TASK REQUIREMENTS: Your answer must be every line below, repeated exactly.
--------
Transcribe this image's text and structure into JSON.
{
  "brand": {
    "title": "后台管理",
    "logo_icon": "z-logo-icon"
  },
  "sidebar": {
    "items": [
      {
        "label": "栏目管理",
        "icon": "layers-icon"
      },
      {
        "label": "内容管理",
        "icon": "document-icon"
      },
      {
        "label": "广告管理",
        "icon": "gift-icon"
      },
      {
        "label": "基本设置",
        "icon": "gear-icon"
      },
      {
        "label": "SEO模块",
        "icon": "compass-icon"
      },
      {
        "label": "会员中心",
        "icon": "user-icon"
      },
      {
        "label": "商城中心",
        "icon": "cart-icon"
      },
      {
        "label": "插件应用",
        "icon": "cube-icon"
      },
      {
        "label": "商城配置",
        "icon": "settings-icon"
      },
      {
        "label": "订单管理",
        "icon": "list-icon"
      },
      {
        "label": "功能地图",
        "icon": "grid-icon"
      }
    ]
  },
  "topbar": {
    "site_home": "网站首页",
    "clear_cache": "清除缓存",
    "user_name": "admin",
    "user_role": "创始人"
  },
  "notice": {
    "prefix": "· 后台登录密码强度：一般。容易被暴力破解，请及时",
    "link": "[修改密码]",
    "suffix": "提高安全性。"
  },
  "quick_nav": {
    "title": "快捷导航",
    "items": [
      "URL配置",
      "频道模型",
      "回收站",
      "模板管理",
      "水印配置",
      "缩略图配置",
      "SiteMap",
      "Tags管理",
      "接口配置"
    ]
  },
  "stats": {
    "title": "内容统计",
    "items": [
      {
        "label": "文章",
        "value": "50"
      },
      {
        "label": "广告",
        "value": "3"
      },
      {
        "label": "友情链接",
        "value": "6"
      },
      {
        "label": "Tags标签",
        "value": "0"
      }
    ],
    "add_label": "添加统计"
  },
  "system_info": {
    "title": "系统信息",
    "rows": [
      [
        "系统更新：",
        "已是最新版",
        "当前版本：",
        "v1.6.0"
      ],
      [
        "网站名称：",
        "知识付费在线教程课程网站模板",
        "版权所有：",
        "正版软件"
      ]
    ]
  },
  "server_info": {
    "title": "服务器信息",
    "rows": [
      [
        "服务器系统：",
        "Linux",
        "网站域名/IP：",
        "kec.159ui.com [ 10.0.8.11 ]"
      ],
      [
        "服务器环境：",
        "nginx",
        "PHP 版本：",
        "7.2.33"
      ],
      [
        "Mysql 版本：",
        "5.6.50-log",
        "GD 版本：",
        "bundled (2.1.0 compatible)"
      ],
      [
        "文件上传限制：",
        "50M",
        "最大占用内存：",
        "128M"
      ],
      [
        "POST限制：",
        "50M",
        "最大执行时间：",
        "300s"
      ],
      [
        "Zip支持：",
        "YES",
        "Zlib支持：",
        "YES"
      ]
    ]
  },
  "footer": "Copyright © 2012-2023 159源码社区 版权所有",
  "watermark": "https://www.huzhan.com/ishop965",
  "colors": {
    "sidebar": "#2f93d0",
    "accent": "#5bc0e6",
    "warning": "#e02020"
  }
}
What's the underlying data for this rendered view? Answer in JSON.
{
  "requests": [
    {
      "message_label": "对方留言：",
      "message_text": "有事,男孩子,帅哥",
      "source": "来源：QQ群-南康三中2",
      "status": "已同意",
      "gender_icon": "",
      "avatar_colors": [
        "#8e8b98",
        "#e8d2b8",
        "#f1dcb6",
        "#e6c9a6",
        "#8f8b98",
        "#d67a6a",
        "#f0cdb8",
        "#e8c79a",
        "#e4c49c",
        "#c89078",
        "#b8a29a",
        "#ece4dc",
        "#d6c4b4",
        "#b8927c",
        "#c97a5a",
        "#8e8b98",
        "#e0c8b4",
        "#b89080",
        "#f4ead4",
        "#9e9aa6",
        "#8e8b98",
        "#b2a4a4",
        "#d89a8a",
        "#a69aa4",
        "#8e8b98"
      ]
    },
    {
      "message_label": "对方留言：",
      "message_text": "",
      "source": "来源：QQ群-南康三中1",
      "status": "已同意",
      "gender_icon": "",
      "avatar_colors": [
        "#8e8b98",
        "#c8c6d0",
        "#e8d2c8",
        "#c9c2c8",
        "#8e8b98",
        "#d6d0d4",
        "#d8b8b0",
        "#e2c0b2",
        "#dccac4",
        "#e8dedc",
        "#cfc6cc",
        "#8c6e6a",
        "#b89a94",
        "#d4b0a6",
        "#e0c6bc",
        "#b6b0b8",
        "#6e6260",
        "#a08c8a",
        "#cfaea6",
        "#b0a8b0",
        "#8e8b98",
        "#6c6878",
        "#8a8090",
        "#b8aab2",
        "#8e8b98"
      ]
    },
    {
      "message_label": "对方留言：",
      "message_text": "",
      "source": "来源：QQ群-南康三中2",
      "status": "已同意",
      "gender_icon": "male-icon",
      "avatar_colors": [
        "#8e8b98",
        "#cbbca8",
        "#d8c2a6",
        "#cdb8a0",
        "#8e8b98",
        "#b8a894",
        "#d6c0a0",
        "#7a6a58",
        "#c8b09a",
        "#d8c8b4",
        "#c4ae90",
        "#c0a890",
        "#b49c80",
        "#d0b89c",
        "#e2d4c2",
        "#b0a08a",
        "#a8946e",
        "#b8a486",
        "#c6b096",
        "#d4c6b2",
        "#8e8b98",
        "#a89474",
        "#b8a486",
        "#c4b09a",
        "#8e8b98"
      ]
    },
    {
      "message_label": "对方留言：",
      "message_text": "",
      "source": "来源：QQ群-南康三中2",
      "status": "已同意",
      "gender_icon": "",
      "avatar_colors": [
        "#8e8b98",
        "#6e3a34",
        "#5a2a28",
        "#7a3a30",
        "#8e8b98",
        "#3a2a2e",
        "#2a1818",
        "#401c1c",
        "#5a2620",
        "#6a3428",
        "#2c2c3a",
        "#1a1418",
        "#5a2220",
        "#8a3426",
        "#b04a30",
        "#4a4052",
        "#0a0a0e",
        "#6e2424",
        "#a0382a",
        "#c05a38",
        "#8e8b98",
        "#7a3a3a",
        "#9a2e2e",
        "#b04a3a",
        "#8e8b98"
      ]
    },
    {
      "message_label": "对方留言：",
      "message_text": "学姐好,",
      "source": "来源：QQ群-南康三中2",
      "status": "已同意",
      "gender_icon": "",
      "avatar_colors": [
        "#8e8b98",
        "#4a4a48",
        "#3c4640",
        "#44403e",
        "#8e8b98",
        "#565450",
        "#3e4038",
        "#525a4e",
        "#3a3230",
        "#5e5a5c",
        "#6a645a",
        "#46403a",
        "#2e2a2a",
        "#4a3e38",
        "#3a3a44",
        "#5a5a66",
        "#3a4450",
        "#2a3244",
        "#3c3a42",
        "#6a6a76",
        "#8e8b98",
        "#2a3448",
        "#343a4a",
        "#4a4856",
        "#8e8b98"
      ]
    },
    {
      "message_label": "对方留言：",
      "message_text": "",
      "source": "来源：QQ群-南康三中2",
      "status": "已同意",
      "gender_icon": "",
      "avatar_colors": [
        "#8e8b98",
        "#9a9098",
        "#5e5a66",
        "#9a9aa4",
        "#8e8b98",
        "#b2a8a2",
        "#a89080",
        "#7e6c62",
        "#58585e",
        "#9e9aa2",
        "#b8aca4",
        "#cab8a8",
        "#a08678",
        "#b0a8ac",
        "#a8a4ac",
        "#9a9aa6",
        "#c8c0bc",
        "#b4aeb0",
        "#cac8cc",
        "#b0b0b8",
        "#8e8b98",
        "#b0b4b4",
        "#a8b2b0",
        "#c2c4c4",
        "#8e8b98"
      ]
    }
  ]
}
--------
ANSWER:
Transcribe this image's text and structure into JSON.
{
  "brand": {
    "title": "后台管理",
    "logo_icon": "z-logo-icon"
  },
  "sidebar": {
    "items": [
      {
        "label": "栏目管理",
        "icon": "layers-icon"
      },
      {
        "label": "内容管理",
        "icon": "document-icon"
      },
      {
        "label": "广告管理",
        "icon": "gift-icon"
      },
      {
        "label": "基本设置",
        "icon": "gear-icon"
      },
      {
        "label": "SEO模块",
        "icon": "compass-icon"
      },
      {
        "label": "会员中心",
        "icon": "user-icon"
      },
      {
        "label": "商城中心",
        "icon": "cart-icon"
      },
      {
        "label": "插件应用",
        "icon": "cube-icon"
      },
      {
        "label": "商城配置",
        "icon": "settings-icon"
      },
      {
        "label": "订单管理",
        "icon": "list-icon"
      },
      {
        "label": "功能地图",
        "icon": "grid-icon"
      }
    ]
  },
  "topbar": {
    "site_home": "网站首页",
    "clear_cache": "清除缓存",
    "user_name": "admin",
    "user_role": "创始人"
  },
  "notice": {
    "prefix": "· 后台登录密码强度：一般。容易被暴力破解，请及时",
    "link": "[修改密码]",
    "suffix": "提高安全性。"
  },
  "quick_nav": {
    "title": "快捷导航",
    "items": [
      "URL配置",
      "频道模型",
      "回收站",
      "模板管理",
      "水印配置",
      "缩略图配置",
      "SiteMap",
      "Tags管理",
      "接口配置"
    ]
  },
  "stats": {
    "title": "内容统计",
    "items": [
      {
        "label": "文章",
        "value": "50"
      },
      {
        "label": "广告",
        "value": "3"
      },
      {
        "label": "友情链接",
        "value": "6"
      },
      {
        "label": "Tags标签",
        "value": "0"
      }
    ],
    "add_label": "添加统计"
  },
  "system_info": {
    "title": "系统信息",
    "rows": [
      [
        "系统更新：",
        "已是最新版",
        "当前版本：",
        "v1.6.0"
      ],
      [
        "网站名称：",
        "知识付费在线教程课程网站模板",
        "版权所有：",
        "正版软件"
      ]
    ]
  },
  "server_info": {
    "title": "服务器信息",
    "rows": [
      [
        "服务器系统：",
        "Linux",
        "网站域名/IP：",
        "kec.159ui.com [ 10.0.8.11 ]"
      ],
      [
        "服务器环境：",
        "nginx",
        "PHP 版本：",
        "7.2.33"
      ],
      [
        "Mysql 版本：",
        "5.6.50-log",
        "GD 版本：",
        "bundled (2.1.0 compatible)"
      ],
      [
        "文件上传限制：",
        "50M",
        "最大占用内存：",
        "128M"
      ],
      [
        "POST限制：",
        "50M",
        "最大执行时间：",
        "300s"
      ],
      [
        "Zip支持：",
        "YES",
        "Zlib支持：",
        "YES"
      ]
    ]
  },
  "footer": "Copyright © 2012-2023 159源码社区 版权所有",
  "watermark": "https://www.huzhan.com/ishop965",
  "colors": {
    "sidebar": "#2f93d0",
    "accent": "#5bc0e6",
    "warning": "#e02020"
  }
}
What's the underlying data for this rendered view? Answer in JSON.
{
  "requests": [
    {
      "message_label": "对方留言：",
      "message_text": "有事,男孩子,帅哥",
      "source": "来源：QQ群-南康三中2",
      "status": "已同意",
      "gender_icon": "",
      "avatar_colors": [
        "#8e8b98",
        "#e8d2b8",
        "#f1dcb6",
        "#e6c9a6",
        "#8f8b98",
        "#d67a6a",
        "#f0cdb8",
        "#e8c79a",
        "#e4c49c",
        "#c89078",
        "#b8a29a",
        "#ece4dc",
        "#d6c4b4",
        "#b8927c",
        "#c97a5a",
        "#8e8b98",
        "#e0c8b4",
        "#b89080",
        "#f4ead4",
        "#9e9aa6",
        "#8e8b98",
        "#b2a4a4",
        "#d89a8a",
        "#a69aa4",
        "#8e8b98"
      ]
    },
    {
      "message_label": "对方留言：",
      "message_text": "",
      "source": "来源：QQ群-南康三中1",
      "status": "已同意",
      "gender_icon": "",
      "avatar_colors": [
        "#8e8b98",
        "#c8c6d0",
        "#e8d2c8",
        "#c9c2c8",
        "#8e8b98",
        "#d6d0d4",
        "#d8b8b0",
        "#e2c0b2",
        "#dccac4",
        "#e8dedc",
        "#cfc6cc",
        "#8c6e6a",
        "#b89a94",
        "#d4b0a6",
        "#e0c6bc",
        "#b6b0b8",
        "#6e6260",
        "#a08c8a",
        "#cfaea6",
        "#b0a8b0",
        "#8e8b98",
        "#6c6878",
        "#8a8090",
        "#b8aab2",
        "#8e8b98"
      ]
    },
    {
      "message_label": "对方留言：",
      "message_text": "",
      "source": "来源：QQ群-南康三中2",
      "status": "已同意",
      "gender_icon": "male-icon",
      "avatar_colors": [
        "#8e8b98",
        "#cbbca8",
        "#d8c2a6",
        "#cdb8a0",
        "#8e8b98",
        "#b8a894",
        "#d6c0a0",
        "#7a6a58",
        "#c8b09a",
        "#d8c8b4",
        "#c4ae90",
        "#c0a890",
        "#b49c80",
        "#d0b89c",
        "#e2d4c2",
        "#b0a08a",
        "#a8946e",
        "#b8a486",
        "#c6b096",
        "#d4c6b2",
        "#8e8b98",
        "#a89474",
        "#b8a486",
        "#c4b09a",
        "#8e8b98"
      ]
    },
    {
      "message_label": "对方留言：",
      "message_text": "",
      "source": "来源：QQ群-南康三中2",
      "status": "已同意",
      "gender_icon": "",
      "avatar_colors": [
        "#8e8b98",
        "#6e3a34",
        "#5a2a28",
        "#7a3a30",
        "#8e8b98",
        "#3a2a2e",
        "#2a1818",
        "#401c1c",
        "#5a2620",
        "#6a3428",
        "#2c2c3a",
        "#1a1418",
        "#5a2220",
        "#8a3426",
        "#b04a30",
        "#4a4052",
        "#0a0a0e",
        "#6e2424",
        "#a0382a",
        "#c05a38",
        "#8e8b98",
        "#7a3a3a",
        "#9a2e2e",
        "#b04a3a",
        "#8e8b98"
      ]
    },
    {
      "message_label": "对方留言：",
      "message_text": "学姐好,",
      "source": "来源：QQ群-南康三中2",
      "status": "已同意",
      "gender_icon": "",
      "avatar_colors": [
        "#8e8b98",
        "#4a4a48",
        "#3c4640",
        "#44403e",
        "#8e8b98",
        "#565450",
        "#3e4038",
        "#525a4e",
        "#3a3230",
        "#5e5a5c",
        "#6a645a",
        "#46403a",
        "#2e2a2a",
        "#4a3e38",
        "#3a3a44",
        "#5a5a66",
        "#3a4450",
        "#2a3244",
        "#3c3a42",
        "#6a6a76",
        "#8e8b98",
        "#2a3448",
        "#343a4a",
        "#4a4856",
        "#8e8b98"
      ]
    },
    {
      "message_label": "对方留言：",
      "message_text": "",
      "source": "来源：QQ群-南康三中2",
      "status": "已同意",
      "gender_icon": "",
      "avatar_colors": [
        "#8e8b98",
        "#9a9098",
        "#5e5a66",
        "#9a9aa4",
        "#8e8b98",
        "#b2a8a2",
        "#a89080",
        "#7e6c62",
        "#58585e",
        "#9e9aa2",
        "#b8aca4",
        "#cab8a8",
        "#a08678",
        "#b0a8ac",
        "#a8a4ac",
        "#9a9aa6",
        "#c8c0bc",
        "#b4aeb0",
        "#cac8cc",
        "#b0b0b8",
        "#8e8b98",
        "#b0b4b4",
        "#a8b2b0",
        "#c2c4c4",
        "#8e8b98"
      ]
    }
  ]
}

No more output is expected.